● WORK REQUIRED:
Print every record below exactly as it stands, but leave out the pictures.

[Stored entries]
- - - - -

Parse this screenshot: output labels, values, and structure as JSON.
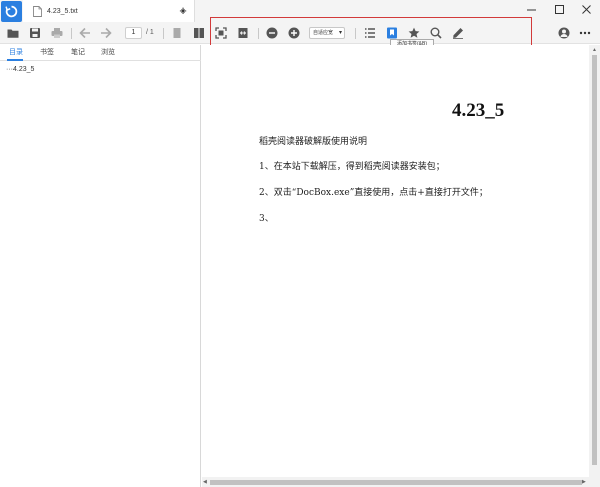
{
  "tab": {
    "title": "4.23_5.txt",
    "close_glyph": "×"
  },
  "new_tab_glyph": "+",
  "toolbar": {
    "page_current": "1",
    "page_total": "/ 1",
    "zoom_mode": "自适应宽",
    "tooltip": "添加书签(&B)"
  },
  "sidebar": {
    "tabs": [
      "目录",
      "书签",
      "笔记",
      "浏览"
    ],
    "outline_items": [
      "···4.23_5"
    ]
  },
  "document": {
    "title": "4.23_5",
    "lines": [
      "稻壳阅读器破解版使用说明",
      "1、在本站下载解压，得到稻壳阅读器安装包；",
      "2、双击“DocBox.exe”直接使用，点击+直接打开文件；",
      "3、"
    ]
  },
  "colors": {
    "accent": "#2b7fe0",
    "highlight": "#d23a3a",
    "icon": "#555555"
  },
  "icons": [
    "app-logo-icon",
    "file-icon",
    "minimize-icon",
    "maximize-icon",
    "close-icon",
    "open-folder-icon",
    "save-icon",
    "print-icon",
    "prev-page-icon",
    "next-page-icon",
    "single-page-icon",
    "double-page-icon",
    "fit-page-icon",
    "fit-width-icon",
    "zoom-out-icon",
    "zoom-in-icon",
    "outline-icon",
    "add-bookmark-icon",
    "favorite-star-icon",
    "search-icon",
    "annotate-pen-icon",
    "user-icon",
    "more-icon"
  ]
}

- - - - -

● SOLUTION TO THIS TASK:
Parse this screenshot: output labels, values, and structure as JSON.
{
  "tab": {
    "title": "4.23_5.txt",
    "close_glyph": "×"
  },
  "new_tab_glyph": "+",
  "toolbar": {
    "page_current": "1",
    "page_total": "/ 1",
    "zoom_mode": "自适应宽",
    "tooltip": "添加书签(&B)"
  },
  "sidebar": {
    "tabs": [
      "目录",
      "书签",
      "笔记",
      "浏览"
    ],
    "outline_items": [
      "···4.23_5"
    ]
  },
  "document": {
    "title": "4.23_5",
    "lines": [
      "稻壳阅读器破解版使用说明",
      "1、在本站下载解压，得到稻壳阅读器安装包；",
      "2、双击“DocBox.exe”直接使用，点击+直接打开文件；",
      "3、"
    ]
  },
  "colors": {
    "accent": "#2b7fe0",
    "highlight": "#d23a3a",
    "icon": "#555555"
  },
  "icons": [
    "app-logo-icon",
    "file-icon",
    "minimize-icon",
    "maximize-icon",
    "close-icon",
    "open-folder-icon",
    "save-icon",
    "print-icon",
    "prev-page-icon",
    "next-page-icon",
    "single-page-icon",
    "double-page-icon",
    "fit-page-icon",
    "fit-width-icon",
    "zoom-out-icon",
    "zoom-in-icon",
    "outline-icon",
    "add-bookmark-icon",
    "favorite-star-icon",
    "search-icon",
    "annotate-pen-icon",
    "user-icon",
    "more-icon"
  ]
}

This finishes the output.